**EXERCISE BRIEF:** Give back the data below exactly, with every line kept the same.

(Data about app and page elements)

--- START ---

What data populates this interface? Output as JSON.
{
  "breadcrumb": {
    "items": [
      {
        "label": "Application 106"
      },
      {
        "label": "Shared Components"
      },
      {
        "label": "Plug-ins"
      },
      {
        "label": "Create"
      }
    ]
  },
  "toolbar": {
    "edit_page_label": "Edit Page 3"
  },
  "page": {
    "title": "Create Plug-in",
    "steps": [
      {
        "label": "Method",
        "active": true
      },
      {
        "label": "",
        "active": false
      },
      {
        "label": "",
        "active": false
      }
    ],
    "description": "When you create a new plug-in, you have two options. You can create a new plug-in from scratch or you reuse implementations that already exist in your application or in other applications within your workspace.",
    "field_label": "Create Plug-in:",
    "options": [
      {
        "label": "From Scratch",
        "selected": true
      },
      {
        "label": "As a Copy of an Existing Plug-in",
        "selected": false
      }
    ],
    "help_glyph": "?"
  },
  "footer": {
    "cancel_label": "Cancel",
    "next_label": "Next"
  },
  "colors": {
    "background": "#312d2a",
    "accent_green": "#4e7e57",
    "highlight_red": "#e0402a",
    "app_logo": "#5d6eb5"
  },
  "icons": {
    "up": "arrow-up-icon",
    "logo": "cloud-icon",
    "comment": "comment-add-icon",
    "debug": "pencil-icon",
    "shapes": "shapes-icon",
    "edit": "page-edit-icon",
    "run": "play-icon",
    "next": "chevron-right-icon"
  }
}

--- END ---

**OUTPUT FOR THIS EXERCISE:**
What data populates this interface? Output as JSON.
{
  "breadcrumb": {
    "items": [
      {
        "label": "Application 106"
      },
      {
        "label": "Shared Components"
      },
      {
        "label": "Plug-ins"
      },
      {
        "label": "Create"
      }
    ]
  },
  "toolbar": {
    "edit_page_label": "Edit Page 3"
  },
  "page": {
    "title": "Create Plug-in",
    "steps": [
      {
        "label": "Method",
        "active": true
      },
      {
        "label": "",
        "active": false
      },
      {
        "label": "",
        "active": false
      }
    ],
    "description": "When you create a new plug-in, you have two options. You can create a new plug-in from scratch or you reuse implementations that already exist in your application or in other applications within your workspace.",
    "field_label": "Create Plug-in:",
    "options": [
      {
        "label": "From Scratch",
        "selected": true
      },
      {
        "label": "As a Copy of an Existing Plug-in",
        "selected": false
      }
    ],
    "help_glyph": "?"
  },
  "footer": {
    "cancel_label": "Cancel",
    "next_label": "Next"
  },
  "colors": {
    "background": "#312d2a",
    "accent_green": "#4e7e57",
    "highlight_red": "#e0402a",
    "app_logo": "#5d6eb5"
  },
  "icons": {
    "up": "arrow-up-icon",
    "logo": "cloud-icon",
    "comment": "comment-add-icon",
    "debug": "pencil-icon",
    "shapes": "shapes-icon",
    "edit": "page-edit-icon",
    "run": "play-icon",
    "next": "chevron-right-icon"
  }
}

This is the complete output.